======== INPUT ========

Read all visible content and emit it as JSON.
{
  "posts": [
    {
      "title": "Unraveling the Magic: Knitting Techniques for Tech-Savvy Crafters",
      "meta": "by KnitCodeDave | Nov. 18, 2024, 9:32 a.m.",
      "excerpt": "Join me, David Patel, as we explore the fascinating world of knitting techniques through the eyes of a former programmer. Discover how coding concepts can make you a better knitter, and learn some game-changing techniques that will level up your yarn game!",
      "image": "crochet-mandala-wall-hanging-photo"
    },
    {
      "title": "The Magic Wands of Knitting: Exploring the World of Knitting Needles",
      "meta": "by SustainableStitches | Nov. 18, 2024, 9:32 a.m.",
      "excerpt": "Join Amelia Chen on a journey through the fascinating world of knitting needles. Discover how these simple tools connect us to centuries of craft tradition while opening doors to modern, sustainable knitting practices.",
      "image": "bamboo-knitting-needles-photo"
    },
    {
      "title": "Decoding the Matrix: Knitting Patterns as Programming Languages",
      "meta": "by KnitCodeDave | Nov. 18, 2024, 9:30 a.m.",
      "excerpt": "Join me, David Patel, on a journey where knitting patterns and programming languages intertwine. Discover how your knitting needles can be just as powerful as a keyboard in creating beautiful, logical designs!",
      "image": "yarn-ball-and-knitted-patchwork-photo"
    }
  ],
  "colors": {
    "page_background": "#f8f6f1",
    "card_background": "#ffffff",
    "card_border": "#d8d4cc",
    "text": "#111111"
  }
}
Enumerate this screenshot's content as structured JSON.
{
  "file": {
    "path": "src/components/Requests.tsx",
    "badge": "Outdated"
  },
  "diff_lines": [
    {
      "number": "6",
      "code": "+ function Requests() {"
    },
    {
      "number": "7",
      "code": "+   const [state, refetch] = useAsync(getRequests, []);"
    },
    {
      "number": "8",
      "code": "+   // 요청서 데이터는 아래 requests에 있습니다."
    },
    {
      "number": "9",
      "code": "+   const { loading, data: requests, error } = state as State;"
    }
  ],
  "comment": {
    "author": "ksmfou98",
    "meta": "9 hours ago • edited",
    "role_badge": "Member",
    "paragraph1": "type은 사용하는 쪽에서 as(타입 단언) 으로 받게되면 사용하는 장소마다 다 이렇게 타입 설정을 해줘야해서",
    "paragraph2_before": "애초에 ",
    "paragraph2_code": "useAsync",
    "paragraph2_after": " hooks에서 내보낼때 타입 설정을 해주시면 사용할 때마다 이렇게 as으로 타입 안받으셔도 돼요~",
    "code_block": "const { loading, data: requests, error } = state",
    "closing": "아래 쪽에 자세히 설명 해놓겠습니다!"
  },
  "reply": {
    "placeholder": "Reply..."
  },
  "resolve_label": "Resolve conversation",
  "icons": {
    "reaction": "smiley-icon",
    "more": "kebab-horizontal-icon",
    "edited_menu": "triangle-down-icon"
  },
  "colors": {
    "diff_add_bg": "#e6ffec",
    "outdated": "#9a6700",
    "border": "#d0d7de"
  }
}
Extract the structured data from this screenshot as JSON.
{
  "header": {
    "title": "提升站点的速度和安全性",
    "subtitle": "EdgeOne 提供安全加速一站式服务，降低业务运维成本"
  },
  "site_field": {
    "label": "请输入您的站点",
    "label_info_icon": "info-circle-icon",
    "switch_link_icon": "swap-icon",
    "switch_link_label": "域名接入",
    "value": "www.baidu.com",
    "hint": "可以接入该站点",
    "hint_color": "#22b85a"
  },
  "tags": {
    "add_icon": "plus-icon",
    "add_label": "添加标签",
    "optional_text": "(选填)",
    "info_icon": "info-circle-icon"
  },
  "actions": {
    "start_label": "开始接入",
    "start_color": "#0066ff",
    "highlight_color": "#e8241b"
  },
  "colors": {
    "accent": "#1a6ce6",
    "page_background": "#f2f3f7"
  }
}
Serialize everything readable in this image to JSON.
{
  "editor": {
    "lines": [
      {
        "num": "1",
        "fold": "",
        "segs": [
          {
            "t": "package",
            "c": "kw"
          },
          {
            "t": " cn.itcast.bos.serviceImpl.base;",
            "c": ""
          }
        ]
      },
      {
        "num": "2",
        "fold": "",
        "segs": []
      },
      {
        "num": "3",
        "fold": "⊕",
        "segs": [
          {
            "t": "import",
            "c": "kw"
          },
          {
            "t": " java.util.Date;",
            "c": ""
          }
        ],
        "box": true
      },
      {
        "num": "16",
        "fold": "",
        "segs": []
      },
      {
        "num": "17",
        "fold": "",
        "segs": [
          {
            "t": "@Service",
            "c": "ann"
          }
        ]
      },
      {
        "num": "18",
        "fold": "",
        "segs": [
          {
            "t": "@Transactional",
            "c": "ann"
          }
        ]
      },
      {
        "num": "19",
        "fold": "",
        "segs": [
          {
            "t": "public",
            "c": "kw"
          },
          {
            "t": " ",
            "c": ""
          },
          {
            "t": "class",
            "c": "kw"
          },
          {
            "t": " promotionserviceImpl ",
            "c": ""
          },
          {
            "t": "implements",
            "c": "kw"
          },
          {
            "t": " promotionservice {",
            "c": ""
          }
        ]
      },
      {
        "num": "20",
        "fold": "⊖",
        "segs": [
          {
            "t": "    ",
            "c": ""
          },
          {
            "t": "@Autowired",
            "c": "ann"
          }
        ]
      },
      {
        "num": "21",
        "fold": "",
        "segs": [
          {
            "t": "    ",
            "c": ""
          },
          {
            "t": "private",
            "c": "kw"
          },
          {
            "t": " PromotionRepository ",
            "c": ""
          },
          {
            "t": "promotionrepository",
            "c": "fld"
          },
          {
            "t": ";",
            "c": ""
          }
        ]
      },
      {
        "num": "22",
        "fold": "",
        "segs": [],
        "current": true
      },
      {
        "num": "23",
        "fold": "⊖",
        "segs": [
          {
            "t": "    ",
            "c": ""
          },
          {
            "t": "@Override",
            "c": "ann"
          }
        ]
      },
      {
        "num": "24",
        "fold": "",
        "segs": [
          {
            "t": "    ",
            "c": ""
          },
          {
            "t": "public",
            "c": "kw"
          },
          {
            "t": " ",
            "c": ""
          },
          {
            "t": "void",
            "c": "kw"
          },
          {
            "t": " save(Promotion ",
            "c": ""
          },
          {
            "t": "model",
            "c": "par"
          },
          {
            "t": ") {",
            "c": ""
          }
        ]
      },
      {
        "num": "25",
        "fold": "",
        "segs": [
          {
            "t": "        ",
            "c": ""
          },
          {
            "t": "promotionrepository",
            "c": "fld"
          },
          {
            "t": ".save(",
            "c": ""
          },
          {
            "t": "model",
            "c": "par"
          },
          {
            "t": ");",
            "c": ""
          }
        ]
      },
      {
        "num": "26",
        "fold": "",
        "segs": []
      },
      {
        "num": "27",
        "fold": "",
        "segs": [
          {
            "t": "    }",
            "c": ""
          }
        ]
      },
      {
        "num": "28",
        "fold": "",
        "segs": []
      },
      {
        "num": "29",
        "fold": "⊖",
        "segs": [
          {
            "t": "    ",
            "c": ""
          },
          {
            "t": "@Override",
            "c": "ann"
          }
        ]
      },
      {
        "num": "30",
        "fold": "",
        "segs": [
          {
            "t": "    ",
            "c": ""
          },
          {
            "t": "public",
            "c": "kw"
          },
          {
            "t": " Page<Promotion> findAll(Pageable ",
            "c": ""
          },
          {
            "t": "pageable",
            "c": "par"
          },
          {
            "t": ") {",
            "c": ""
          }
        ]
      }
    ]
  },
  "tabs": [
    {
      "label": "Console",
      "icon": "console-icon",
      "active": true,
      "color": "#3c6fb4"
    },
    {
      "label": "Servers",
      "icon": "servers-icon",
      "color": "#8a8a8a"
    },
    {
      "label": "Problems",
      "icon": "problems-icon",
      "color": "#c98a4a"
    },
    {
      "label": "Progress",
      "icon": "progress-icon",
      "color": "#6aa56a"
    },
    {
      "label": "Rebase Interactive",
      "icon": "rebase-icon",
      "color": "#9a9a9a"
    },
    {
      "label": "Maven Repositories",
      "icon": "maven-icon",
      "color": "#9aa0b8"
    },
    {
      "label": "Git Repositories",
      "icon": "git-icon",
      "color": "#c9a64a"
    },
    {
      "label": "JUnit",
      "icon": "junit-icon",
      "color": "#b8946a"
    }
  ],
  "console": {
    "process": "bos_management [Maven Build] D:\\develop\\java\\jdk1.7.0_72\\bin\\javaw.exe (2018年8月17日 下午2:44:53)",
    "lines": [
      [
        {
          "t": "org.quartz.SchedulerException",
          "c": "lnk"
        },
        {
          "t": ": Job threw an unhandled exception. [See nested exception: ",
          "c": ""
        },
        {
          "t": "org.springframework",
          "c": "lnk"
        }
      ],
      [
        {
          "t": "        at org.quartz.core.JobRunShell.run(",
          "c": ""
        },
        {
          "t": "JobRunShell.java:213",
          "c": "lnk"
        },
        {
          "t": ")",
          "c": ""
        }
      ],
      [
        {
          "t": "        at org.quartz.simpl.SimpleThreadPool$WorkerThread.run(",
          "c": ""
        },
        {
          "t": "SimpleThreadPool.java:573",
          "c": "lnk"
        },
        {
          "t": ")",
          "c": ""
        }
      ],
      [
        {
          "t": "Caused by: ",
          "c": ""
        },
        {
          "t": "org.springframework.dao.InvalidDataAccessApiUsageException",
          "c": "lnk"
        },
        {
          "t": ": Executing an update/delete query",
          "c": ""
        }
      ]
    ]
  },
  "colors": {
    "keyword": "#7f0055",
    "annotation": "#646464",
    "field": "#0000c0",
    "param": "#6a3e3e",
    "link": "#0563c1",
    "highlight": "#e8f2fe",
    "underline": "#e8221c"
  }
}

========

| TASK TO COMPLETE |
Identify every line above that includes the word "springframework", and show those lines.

| ANSWER BOX |
          "t": "org.springframework",
          "t": "org.springframework.dao.InvalidDataAccessApiUsageException",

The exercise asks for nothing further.